* RECORD SET:
******

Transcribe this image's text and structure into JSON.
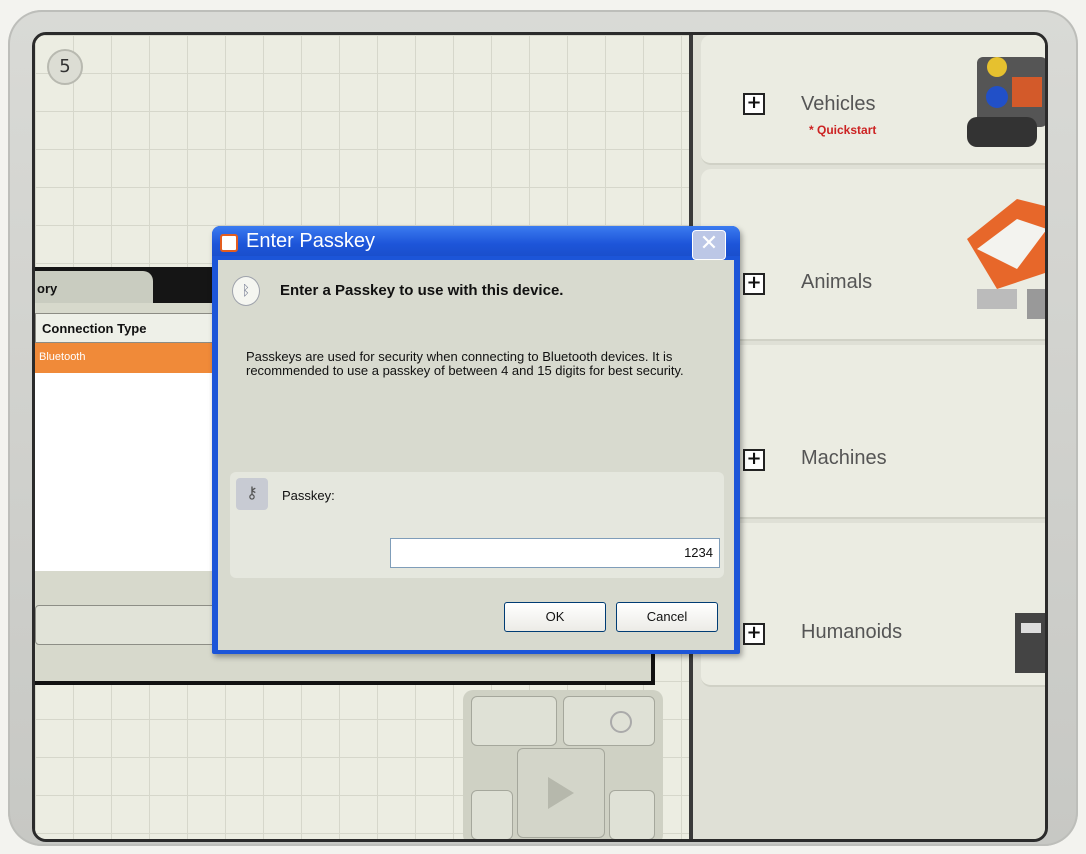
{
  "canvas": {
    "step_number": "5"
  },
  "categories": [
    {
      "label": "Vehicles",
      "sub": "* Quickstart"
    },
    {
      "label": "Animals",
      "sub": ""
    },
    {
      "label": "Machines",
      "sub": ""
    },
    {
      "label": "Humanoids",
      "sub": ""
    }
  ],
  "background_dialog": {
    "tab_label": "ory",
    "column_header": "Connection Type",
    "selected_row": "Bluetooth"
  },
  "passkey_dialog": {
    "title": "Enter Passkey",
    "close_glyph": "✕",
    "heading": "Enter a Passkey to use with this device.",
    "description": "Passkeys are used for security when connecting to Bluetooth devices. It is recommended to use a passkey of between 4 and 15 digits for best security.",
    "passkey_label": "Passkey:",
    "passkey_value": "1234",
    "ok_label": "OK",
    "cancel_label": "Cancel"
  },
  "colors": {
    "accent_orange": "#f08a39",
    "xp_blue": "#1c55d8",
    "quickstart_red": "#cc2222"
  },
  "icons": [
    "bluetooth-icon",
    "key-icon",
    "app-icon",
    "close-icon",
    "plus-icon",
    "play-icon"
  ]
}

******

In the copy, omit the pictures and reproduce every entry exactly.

Transcribe this image's text and structure into JSON.
{
  "canvas": {
    "step_number": "5"
  },
  "categories": [
    {
      "label": "Vehicles",
      "sub": "* Quickstart"
    },
    {
      "label": "Animals",
      "sub": ""
    },
    {
      "label": "Machines",
      "sub": ""
    },
    {
      "label": "Humanoids",
      "sub": ""
    }
  ],
  "background_dialog": {
    "tab_label": "ory",
    "column_header": "Connection Type",
    "selected_row": "Bluetooth"
  },
  "passkey_dialog": {
    "title": "Enter Passkey",
    "close_glyph": "✕",
    "heading": "Enter a Passkey to use with this device.",
    "description": "Passkeys are used for security when connecting to Bluetooth devices. It is recommended to use a passkey of between 4 and 15 digits for best security.",
    "passkey_label": "Passkey:",
    "passkey_value": "1234",
    "ok_label": "OK",
    "cancel_label": "Cancel"
  },
  "colors": {
    "accent_orange": "#f08a39",
    "xp_blue": "#1c55d8",
    "quickstart_red": "#cc2222"
  },
  "icons": [
    "bluetooth-icon",
    "key-icon",
    "app-icon",
    "close-icon",
    "plus-icon",
    "play-icon"
  ]
}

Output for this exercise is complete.